** Opening Data provided block **

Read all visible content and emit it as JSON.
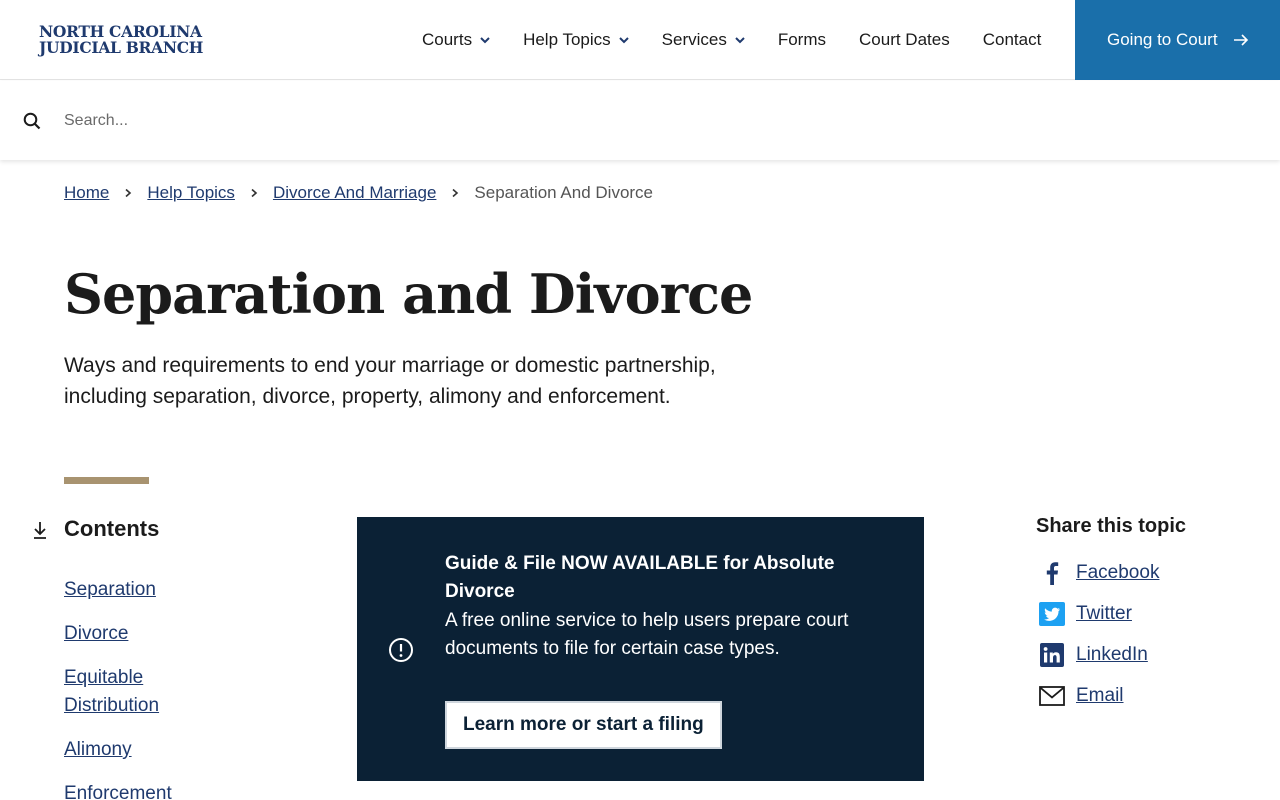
{
  "header": {
    "logo_line1": "NORTH CAROLINA",
    "logo_line2": "JUDICIAL BRANCH",
    "nav": [
      {
        "label": "Courts",
        "has_dropdown": true
      },
      {
        "label": "Help Topics",
        "has_dropdown": true
      },
      {
        "label": "Services",
        "has_dropdown": true
      },
      {
        "label": "Forms",
        "has_dropdown": false
      },
      {
        "label": "Court Dates",
        "has_dropdown": false
      },
      {
        "label": "Contact",
        "has_dropdown": false
      }
    ],
    "cta_label": "Going to Court",
    "cta_color": "#1a6faa"
  },
  "search": {
    "placeholder": "Search...",
    "value": ""
  },
  "breadcrumb": {
    "items": [
      "Home",
      "Help Topics",
      "Divorce And Marriage"
    ],
    "current": "Separation And Divorce"
  },
  "page": {
    "title": "Separation and Divorce",
    "subtitle": "Ways and requirements to end your marriage or domestic partnership, including separation, divorce, property, alimony and enforcement."
  },
  "contents": {
    "title": "Contents",
    "items": [
      "Separation",
      "Divorce",
      "Equitable Distribution",
      "Alimony",
      "Enforcement"
    ]
  },
  "alert": {
    "title": "Guide & File NOW AVAILABLE for Absolute Divorce",
    "body": "A free online service to help users prepare court documents to file for certain case types.",
    "button_label": "Learn more or start a filing",
    "background": "#0b2135"
  },
  "share": {
    "title": "Share this topic",
    "items": [
      {
        "label": "Facebook",
        "icon": "facebook-icon"
      },
      {
        "label": "Twitter",
        "icon": "twitter-icon"
      },
      {
        "label": "LinkedIn",
        "icon": "linkedin-icon"
      },
      {
        "label": "Email",
        "icon": "email-icon"
      }
    ]
  },
  "colors": {
    "link": "#1f3a6e",
    "accent_bar": "#a89370"
  }
}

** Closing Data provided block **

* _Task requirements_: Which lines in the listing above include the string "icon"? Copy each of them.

* _Response box_:
        "icon": "facebook-icon"
        "icon": "twitter-icon"
        "icon": "linkedin-icon"
        "icon": "email-icon"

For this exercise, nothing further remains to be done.